The Convent of the Visitation on Spring Hill Avenue was first established in 1833 by Bishop Portier and constructed with the help of his Master Builder Claude Beroujon. It provides one of the most beautiful settings in Mobile. It served as a school from its beginnings until 1953 when it was converted to a retreat house. Students came not just from Mobile but throughout the area and even Latin America. The surviving buildings were constructed between 1854 and 1895. The chapel dedicated to the Sacred Heart was realized through the financial assistance of Madame Camille Marguerite De Poorter and the McGill brothers, Felix and Arthur in 1895. Harrod and Andry of New Orleans served as architects. In 1953 a Candy Shop was established and the Nuns continue to make and sell their delicious "Heavenly Hash" along with linens and other souvenirs at the gift shop.
Friday, August 19, 2011
I recommend to anyone visiting Mobile that they take a tour of the Oakleigh Garden District. In the heart of the district is Washington Square which was deeded to the city as a public promenade in 1850. The homes facing the square were built just after the Civil War and represent some of the best examples of italianate and victorian architecture in the city.
Thursday, August 11, 2011
I have often wondered what happened to the early furnishings of Mobile. I'm not talking about the large plantation style furnishings of the antebellum era but the stuff before that. I am talking about the furnishings of the colonial period and territorial years. Sure, there were large fires in 1827 and 1839 that destroyed much of what was then Mobile but I'm sure that plenty of people had the opportunity to save their belongings before losing their homes. Not to mention the many plantation homes all around the bay and congregated along the rivers just north of Mobile, some of which survived into the 20th century. What is certain is that they are exceedingly rare and one of my favorite hobbies is searching the many antique stores around town for them and any other local items that may pre-date statehood. I have added photos of a few of the early items from my collection that I believe to have a local provenance and are, at least, regional pieces.
|18th to early 19th century Creole Style chair (found in Mobile)|
|primitive ladder back chair (found in South Mobile County)|
|Croom (Gaillard) Armoire, c. 1835, with center belt drawer|
|Gaillard House, 1836 (HABS Photo)|
Friday, August 5, 2011

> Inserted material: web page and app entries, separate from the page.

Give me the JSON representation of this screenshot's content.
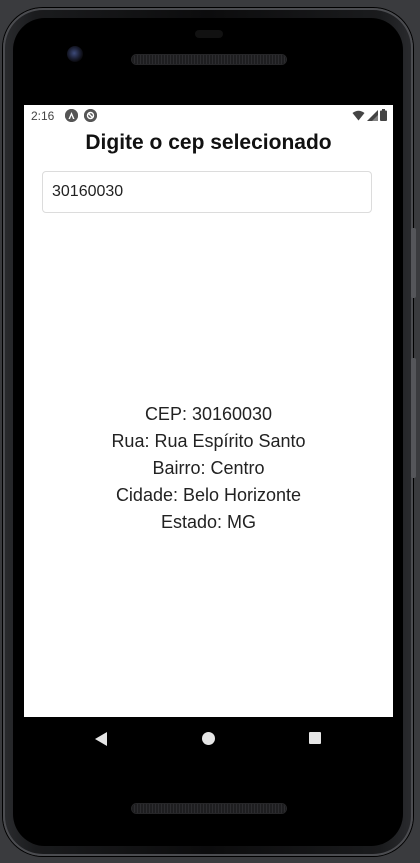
{
  "status_bar": {
    "time": "2:16"
  },
  "screen": {
    "title": "Digite o cep selecionado",
    "cep_input_value": "30160030",
    "info": {
      "cep": "CEP: 30160030",
      "rua": "Rua: Rua Espírito Santo",
      "bairro": "Bairro: Centro",
      "cidade": "Cidade: Belo Horizonte",
      "estado": "Estado: MG"
    }
  },
  "icons": {
    "status_app_1": "a-logo-icon",
    "status_app_2": "sync-icon",
    "wifi": "wifi-icon",
    "signal": "signal-icon",
    "battery": "battery-icon",
    "nav_back": "back-triangle-icon",
    "nav_home": "home-circle-icon",
    "nav_recents": "recents-square-icon"
  }
}
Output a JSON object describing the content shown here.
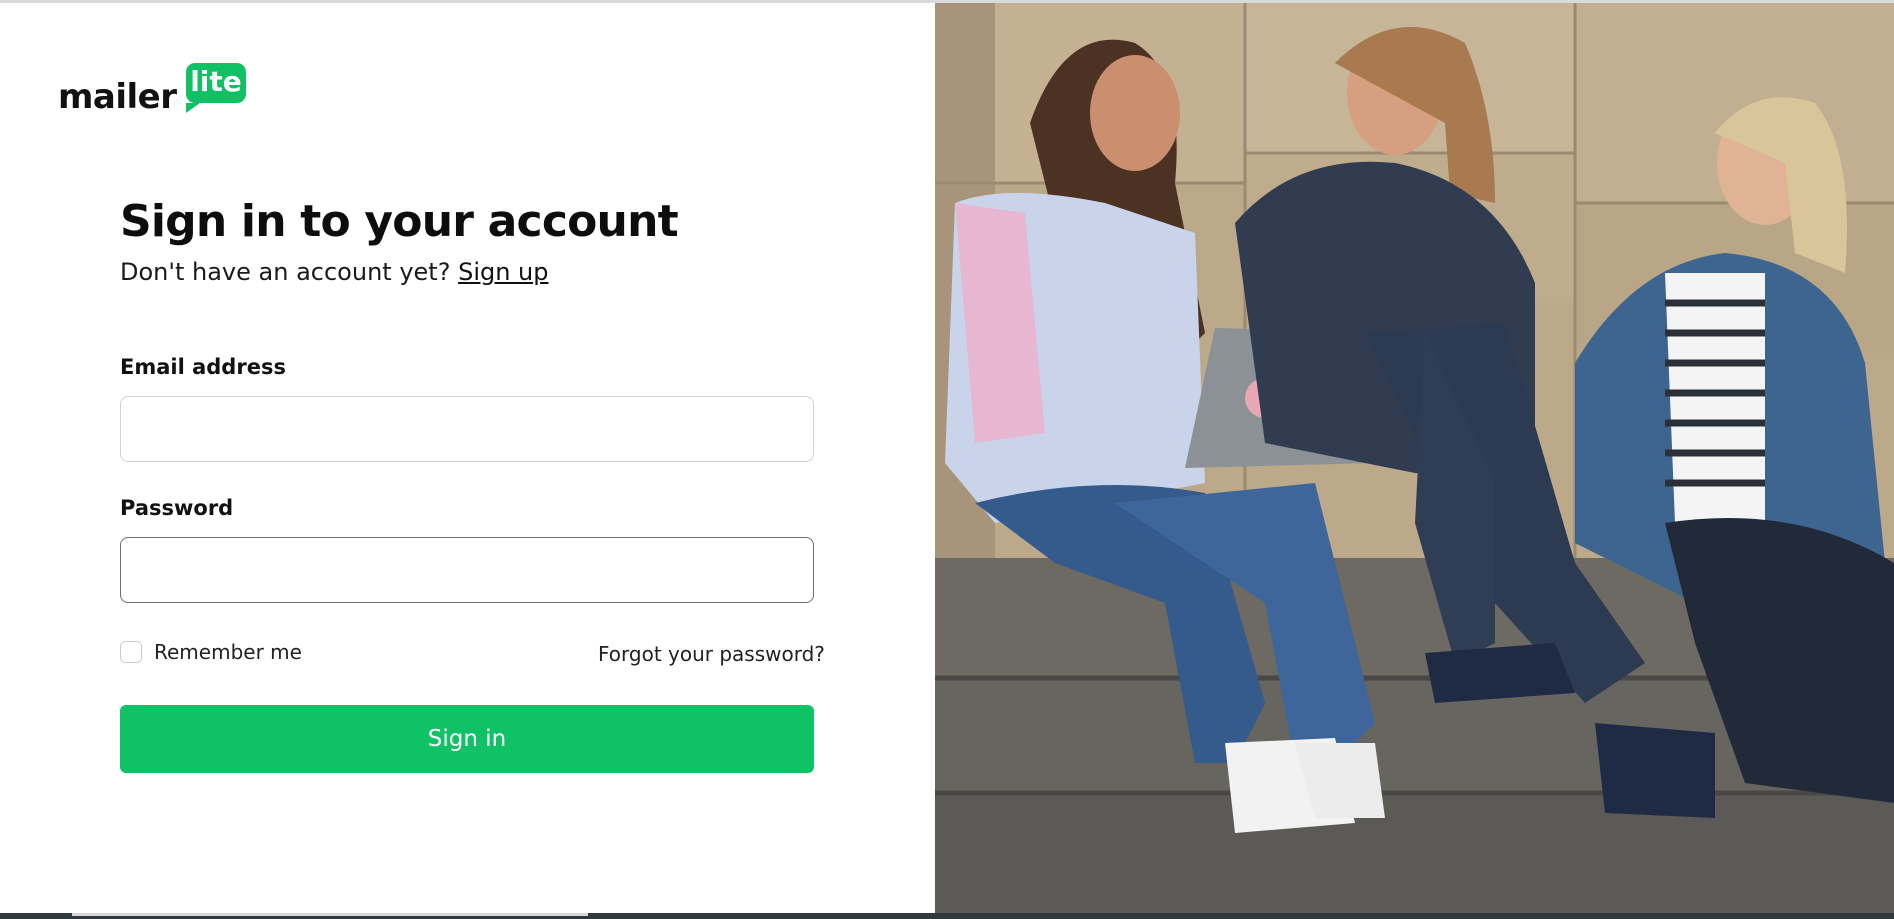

Dauphin Island is a barrier Island south of Mobile that is rich in history and natural beauty. It was named Isle Dauphine in 1707 in honor of the wife of the heir apparent to the throne of France. It has beautiful white sand beaches and, at times, the waters around the island can be the same brilliant emerald colors that have made other parts of the gulf coast famous.
|Detail from "Vue de l'Isle Dauphine dans la province de La Louisiane", ca. 1718|
|West End, Dauphin Island, Alabama|
|Bayou Heron, Dauphin Island, Alabama|
|Enjoying the Island|
|Dauphin Island Deep Sea Fishing Rodeo, 2006|
|Dauphin Island Dunes, George Bryant, 1956|